New pro-abortion book “likely to horrify and alienate everyone who isn’t already initiated into her death cult”

By Dave Andrusko

proabortionrightsWe’ve posted several times on Katha Pollitt’s new book. We’ve done so not because of its originality (pro-abortionists are the ultimate “Greens”; they recycle the same nonsense over and over), but because her fans have convinced themselves that Pro: Reclaiming Abortion Rights will restart a movement which is stuck in place and down to one gear.

But the book is worth revisiting again because of a typically brilliant review by Mollie Ziegler Hemingway which appeared today at National Review Online [www.nationalreview.com/article/391288/shiny-empty-uteruses-mollie-ziegler-hemingway].

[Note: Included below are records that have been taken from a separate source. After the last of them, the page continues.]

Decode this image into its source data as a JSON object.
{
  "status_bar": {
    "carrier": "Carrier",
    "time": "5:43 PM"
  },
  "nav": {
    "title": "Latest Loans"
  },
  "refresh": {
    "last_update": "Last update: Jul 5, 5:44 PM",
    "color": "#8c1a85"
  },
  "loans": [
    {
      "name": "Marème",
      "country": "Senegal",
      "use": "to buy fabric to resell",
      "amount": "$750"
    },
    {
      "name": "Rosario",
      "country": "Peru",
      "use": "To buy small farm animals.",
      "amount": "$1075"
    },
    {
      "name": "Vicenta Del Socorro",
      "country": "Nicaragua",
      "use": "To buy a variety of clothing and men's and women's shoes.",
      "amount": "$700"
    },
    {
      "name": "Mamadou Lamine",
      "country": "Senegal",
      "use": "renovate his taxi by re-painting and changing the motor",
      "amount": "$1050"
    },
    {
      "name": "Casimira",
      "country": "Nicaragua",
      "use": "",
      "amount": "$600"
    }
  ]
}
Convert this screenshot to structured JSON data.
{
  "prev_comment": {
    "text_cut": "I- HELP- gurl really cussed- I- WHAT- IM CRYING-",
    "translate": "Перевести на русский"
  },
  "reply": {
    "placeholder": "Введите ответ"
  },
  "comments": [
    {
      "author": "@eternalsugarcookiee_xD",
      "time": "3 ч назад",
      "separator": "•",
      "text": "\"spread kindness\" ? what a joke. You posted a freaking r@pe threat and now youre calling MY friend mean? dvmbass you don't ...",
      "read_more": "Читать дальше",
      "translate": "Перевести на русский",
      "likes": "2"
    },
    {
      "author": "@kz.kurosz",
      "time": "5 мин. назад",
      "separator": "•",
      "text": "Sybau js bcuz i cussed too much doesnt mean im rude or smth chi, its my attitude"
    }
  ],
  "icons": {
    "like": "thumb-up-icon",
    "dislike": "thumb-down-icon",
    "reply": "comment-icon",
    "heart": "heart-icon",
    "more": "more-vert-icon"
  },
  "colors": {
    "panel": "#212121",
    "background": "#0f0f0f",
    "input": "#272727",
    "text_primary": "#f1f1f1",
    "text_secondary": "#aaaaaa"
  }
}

I just purchased Pro: Reclaiming Abortion Rights on Kindle and have skimmed some of the book. From what I can tell, Hemingway (as you would expect) does an excellent job boring in on Pollitt’s inconsistencies, her habit of substituting wishes for evidence, her raging hostility toward the maternal side of motherhood [Hemingway’s review is aptly headlined, “Shiny, Empty Uteruses”], and her thirst for a dystopian, technological future where all women are freed of the “burden” of bearing children.

For example, as Hemingway perceptively notes, Pollitt begins by stating as fact that her mother had an abortion in 1960. But there is no direct evidence. When Pollitt subsequently learned her late mother had been in the care of a physician for “gynecological problems,” she assumed that must be code for abortion, even though her father never knew about the abortion. Here’s Hemingway:

It’s unclear why she is convinced that unspecified “gynecological problems” meant her mother had an abortion instead of all the thousands of other things it could mean, but it’s an early indication of the way the book will jump to conclusions, focus on abortion as a moral good, and make claims that seem more fantasy than reality. A few pages later, Pollitt says she daydreams about “shiny and empty uteruses,” where clearing the womb is just another form of housekeeping. Her very last paragraph finds her dreaming of a future feminist heaven where “there will be abortion.”

Judging by Hemingway’s review, the book is consistent with Pollitt’s writings elsewhere. Pollitt is an exceedingly sloppy writer who is convinced that if she trivializes the significance of the unborn child and slanders pro-lifers, that substitutes for a reasoned argument. In other words, this book is for not just the true believer, but the true-true believer.

Did I mention Pollitt (whom her admirers insist has revitalized their movement’s fortunes with this stem-winder) recycles? There is the obligatory “clump of cells” label and comparison to “pea-sized shrimp-like embryos.” Such originality.
But it gets worse. Consider: We now have incredibly detailed, 4-color, real-time ultrasounds.

Not for Pollitt, as Hemingway writes: “Ultrasound images of children in the womb are ‘really just a gray blur’ and ‘fuzzy, high-tech smudges’ that she compares to photos of the Loch Ness Monster.” Get it? Loch Ness Monster.

Final thought. As pro-abortionists do routinely, Pollitt attributes attitudes and values to pro-lifers which make you and I scratch our heads. We don’t know anybody like that, and Pollitt doesn’t bother to actually quote any pro-lifer saying the things she says we are motivated by.

That the usual suspects have treated Pro: Reclaiming Abortion Rights as some sort of turning point in the abortion debate tell you all you need to know about the desperation they feel. Pollitt’s view of life is simply warped by an embrace of abortion as a positive good. It’s all very strange.

Hemingway ends her review with the keen observation that Pollitt’s “odd view of motherhood” will be “a very tough sell, even with the pliant media.”

“In fact, pro-lifers should welcome Pollitt’s contribution to the debate. Pro is likely to horrify and alienate everyone who isn’t already initiated into her death cult.”